Tuesday August 21 2012

Women to expose bad employers

Women protest against poor working conditions recently.

Women protest against poor working conditions recently. Women unionists in the country are accusing their employers, especially those in private sector, of increasingly infringing on the rights of expectant women workers. PHOTO BY AFP 



Women unionists have resolved to expose employers who fail to uphold maternity rights for female workers as they launch a campaign to condemn the practice.

Addressing a press conference in Kampala yesterday, the unionists, under their organisation, National Organisation of Trade Unions (NOTU), said employers, especially those in private sector, are increasingly infringing on the rights of expectant female workers, and the few who comply, partially offer such rights.

“We are getting so concerned about this worrying trend in many companies and organisations which give fewer days of the mandatory maternity leave. This is unacceptable and we shall be force to expose such employers if they don’t change,” said Ms Agnes Atwooki, the chairperson NOTU.

“We even know some employers who terminate services of expectant mothers when they go on maternity leave. If this continues unchecked, time will come when women no longer enjoy their full right to maternity leave,” Ms Atwooki added.

According to the Employment Act 2006, an expectant female worker is entitled to 60 days of maternity leave while a male employee, whose wife is expecting, is entitled to five days of paternity leave.

The Woman MP for Sheema District, Ms Rosemary Nakikongoro, who is also a member of Uganda Women Parliamentary Association (Uwopa), said women legislators will overwhelmingly support the unionists’ petition when it comes to the House.

“In fact, they (employers) don’t only deny them maternity rights but many female workers are also sexually harassed and this vice cuts across even in the government departments,” Ms Nyakikongoro said, adding, “This is something serious and we shall handle it with the utmost urgency it deserves.”
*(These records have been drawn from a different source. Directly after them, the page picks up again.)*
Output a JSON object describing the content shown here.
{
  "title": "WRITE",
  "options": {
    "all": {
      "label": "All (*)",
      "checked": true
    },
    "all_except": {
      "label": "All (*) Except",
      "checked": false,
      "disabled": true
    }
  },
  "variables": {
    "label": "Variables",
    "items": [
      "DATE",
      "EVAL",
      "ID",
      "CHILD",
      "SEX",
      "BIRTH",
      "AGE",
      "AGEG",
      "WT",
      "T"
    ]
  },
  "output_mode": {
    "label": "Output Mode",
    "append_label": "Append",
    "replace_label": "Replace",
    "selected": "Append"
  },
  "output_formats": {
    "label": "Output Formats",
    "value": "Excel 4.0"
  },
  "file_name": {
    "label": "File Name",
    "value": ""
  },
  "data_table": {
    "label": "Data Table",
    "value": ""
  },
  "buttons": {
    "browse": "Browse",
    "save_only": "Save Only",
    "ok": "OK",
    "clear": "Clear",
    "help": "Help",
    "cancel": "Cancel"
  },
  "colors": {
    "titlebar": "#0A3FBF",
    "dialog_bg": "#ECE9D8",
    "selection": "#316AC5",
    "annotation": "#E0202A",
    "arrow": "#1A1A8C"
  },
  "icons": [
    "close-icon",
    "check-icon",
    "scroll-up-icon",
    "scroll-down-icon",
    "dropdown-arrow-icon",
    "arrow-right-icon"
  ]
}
Government admits
Ms Rukia Nakadama , the state minister for Gender, admitted that the practice is on the increase and promised that government will first sensitise the employers before cracking the whip. “They need to be sensitised first about the law since some of them are foreigners. And if they become adamant we shall be forced as government to revoke their licenses.”

Ms Atwooki said they are going to launch a month-long campaign to awaken female workers and other stakeholders to ensure that they understand the need to fight for maternity rights of female workers.

“As part of our campaign, we have started sensitising female workers on their rights and this will climax with the handing over of a petition to the speaker of parliament. We want to highlight challenges that female employees go through at work places,” she said.

Available statistics indicate that women constitute 67 per cent of the 1.2 million workers who subscribe to trade unions in the country.